The one character at the party who skips the porridge and receives no favor, is not wealthy and is not humiliated, is the novel’s narrator, Alfred Jones. He is one of Greene’s shabby, lonely protagonists, who translates letters for a large firm in Geneva and, because of a deformity of his own — he lost a hand in the London blitz — has given up on life. Early in the novel, by chance, he meets Dr. Fischer’s daughter, a woman young enough to be his own daughter, and out of a sense of pity, and loneliness, and because they are kindred spirits, they marry, and are happy for a time. It is through Anna-Luise Fischer that Jones hears the story of Dr. Fischer’s early life, begins to discover how he has become the man he is. Thus also the novel moves away from allegory: we begin to perceive a human face behind what had seemed an embodiment of pure evil.

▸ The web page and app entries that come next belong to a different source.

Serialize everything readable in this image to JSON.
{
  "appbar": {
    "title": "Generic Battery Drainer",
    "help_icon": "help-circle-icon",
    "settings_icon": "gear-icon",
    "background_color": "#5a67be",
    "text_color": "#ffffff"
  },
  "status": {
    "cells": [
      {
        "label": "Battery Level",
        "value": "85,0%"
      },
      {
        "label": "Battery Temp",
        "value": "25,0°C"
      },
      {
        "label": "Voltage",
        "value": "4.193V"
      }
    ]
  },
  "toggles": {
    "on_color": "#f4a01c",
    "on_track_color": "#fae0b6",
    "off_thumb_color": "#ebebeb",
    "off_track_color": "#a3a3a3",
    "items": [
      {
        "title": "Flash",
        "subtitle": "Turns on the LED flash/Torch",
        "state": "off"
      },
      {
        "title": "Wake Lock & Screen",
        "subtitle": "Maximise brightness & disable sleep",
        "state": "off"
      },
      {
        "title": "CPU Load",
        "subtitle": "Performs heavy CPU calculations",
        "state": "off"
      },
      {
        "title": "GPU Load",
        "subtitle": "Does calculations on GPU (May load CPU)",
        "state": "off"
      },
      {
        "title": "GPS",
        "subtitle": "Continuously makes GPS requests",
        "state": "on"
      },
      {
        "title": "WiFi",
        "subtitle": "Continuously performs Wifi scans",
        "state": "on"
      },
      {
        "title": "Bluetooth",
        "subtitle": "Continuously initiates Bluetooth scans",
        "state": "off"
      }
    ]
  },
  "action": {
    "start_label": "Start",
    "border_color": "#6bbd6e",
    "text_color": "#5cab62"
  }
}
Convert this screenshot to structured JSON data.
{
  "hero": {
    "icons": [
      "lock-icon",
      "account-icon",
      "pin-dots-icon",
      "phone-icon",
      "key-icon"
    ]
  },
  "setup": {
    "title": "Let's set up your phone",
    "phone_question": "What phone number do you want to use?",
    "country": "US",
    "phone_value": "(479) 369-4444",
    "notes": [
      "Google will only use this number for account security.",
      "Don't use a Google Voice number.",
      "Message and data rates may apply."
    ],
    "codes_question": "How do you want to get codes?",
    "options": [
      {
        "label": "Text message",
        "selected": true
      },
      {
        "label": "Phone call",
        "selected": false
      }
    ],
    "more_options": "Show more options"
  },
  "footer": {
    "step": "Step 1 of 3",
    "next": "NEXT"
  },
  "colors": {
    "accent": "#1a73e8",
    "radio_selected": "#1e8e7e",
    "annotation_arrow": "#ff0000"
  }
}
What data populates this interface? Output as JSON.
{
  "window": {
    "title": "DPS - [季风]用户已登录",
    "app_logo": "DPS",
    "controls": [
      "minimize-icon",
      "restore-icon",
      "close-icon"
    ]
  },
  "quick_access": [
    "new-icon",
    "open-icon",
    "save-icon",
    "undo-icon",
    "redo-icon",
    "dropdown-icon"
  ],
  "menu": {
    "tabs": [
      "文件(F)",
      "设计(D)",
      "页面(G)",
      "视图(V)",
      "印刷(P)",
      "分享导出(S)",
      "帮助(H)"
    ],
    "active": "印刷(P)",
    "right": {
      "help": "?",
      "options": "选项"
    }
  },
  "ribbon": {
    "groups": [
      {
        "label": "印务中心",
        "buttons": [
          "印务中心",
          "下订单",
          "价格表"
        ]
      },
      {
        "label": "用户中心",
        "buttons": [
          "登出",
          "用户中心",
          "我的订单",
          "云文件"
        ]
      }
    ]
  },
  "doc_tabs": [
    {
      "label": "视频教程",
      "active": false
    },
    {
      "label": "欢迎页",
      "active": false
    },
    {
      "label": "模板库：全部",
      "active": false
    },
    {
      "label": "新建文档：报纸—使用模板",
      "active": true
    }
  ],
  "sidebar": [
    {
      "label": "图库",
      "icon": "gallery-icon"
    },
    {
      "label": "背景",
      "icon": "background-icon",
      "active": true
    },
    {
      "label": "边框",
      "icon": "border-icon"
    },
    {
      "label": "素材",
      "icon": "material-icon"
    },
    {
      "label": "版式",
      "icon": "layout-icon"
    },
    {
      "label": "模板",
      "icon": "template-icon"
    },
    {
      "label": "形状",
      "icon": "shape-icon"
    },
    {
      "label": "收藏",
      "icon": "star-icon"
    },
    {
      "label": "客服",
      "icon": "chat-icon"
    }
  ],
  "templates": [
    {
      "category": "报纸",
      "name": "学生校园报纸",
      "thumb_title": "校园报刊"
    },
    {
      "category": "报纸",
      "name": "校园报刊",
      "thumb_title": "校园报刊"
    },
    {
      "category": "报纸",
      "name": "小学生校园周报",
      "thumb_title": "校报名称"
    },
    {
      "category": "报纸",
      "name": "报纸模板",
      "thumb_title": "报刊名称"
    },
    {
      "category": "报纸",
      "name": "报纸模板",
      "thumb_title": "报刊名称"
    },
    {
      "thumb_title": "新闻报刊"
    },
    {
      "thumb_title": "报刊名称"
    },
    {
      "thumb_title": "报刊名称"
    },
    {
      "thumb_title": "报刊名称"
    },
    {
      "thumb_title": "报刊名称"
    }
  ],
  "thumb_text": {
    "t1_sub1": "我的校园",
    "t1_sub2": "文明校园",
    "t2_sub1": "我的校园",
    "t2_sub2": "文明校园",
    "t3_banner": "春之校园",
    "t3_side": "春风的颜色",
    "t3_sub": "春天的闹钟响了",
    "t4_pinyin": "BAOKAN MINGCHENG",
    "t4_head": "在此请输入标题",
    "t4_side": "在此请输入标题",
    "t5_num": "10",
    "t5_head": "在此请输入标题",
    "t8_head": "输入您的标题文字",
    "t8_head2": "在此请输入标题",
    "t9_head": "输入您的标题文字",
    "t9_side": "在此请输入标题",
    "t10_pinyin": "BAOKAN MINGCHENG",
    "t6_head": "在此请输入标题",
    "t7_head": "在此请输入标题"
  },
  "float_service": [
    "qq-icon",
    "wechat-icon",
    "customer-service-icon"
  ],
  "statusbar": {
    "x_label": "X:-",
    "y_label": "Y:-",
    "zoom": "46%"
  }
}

It would be unfair to deal in further detail with the events of the story, because the small surprises of plot are among the most enjoyable features of Greene’s fiction, but his theme would seem a bleak one at best. The life of Jones with Anna-Luise in an odd way parallels Dr. Fischer’s early life, and Jones comes to see why Fischer is a man who hates and despises, desires to humiliate. The story becomes less an allegory about pure evil than a narrative which identifies the core of evil in us all. What Greene seems to be saying is that good fortune in this life — success, or the acquisition of wealth, or a lucky love affair — is always a curse; the happiness you find is often taken away, and in any case it gives you a taste for more happiness, and renders you subject to further humiliation. One of the most puzzling phrases, endlessly interpreted, from the Christian gospel is that of Jesus, “Blessed are the poor in spirit”; Greene seems to be saying that the words are literally true, that it is only those who have little and hope for less that are really blessed. Better to be Jones before he met Anna-Luise, who in his bleak life found little to look forward to, than to be the man who by the end of the novel has learned to hate.

It is an idea, and a theme, which I cannot much agree with — I prefer that part of the gospel which emphasizes life’s abundance — but it is the fruit of a far vaster experience than mine, and it has been embodied in some wonderful works of art. I do not think that Dr. Fischer of Geneva is among the more successful of these works, though I hardly think Greene’s powers are failing; his two most recent novels, The Honorary Consul and The Human Factor, are among his best. To readers unfamiliar with Greene’s work, I cannot recommend Dr. Fischer of Geneva (Greene fans, of course, want to read it all), but I can without qualification recommend his major works — The Heart of the Matter, The End of the Affair, the Collected Stories; my list goes on and on.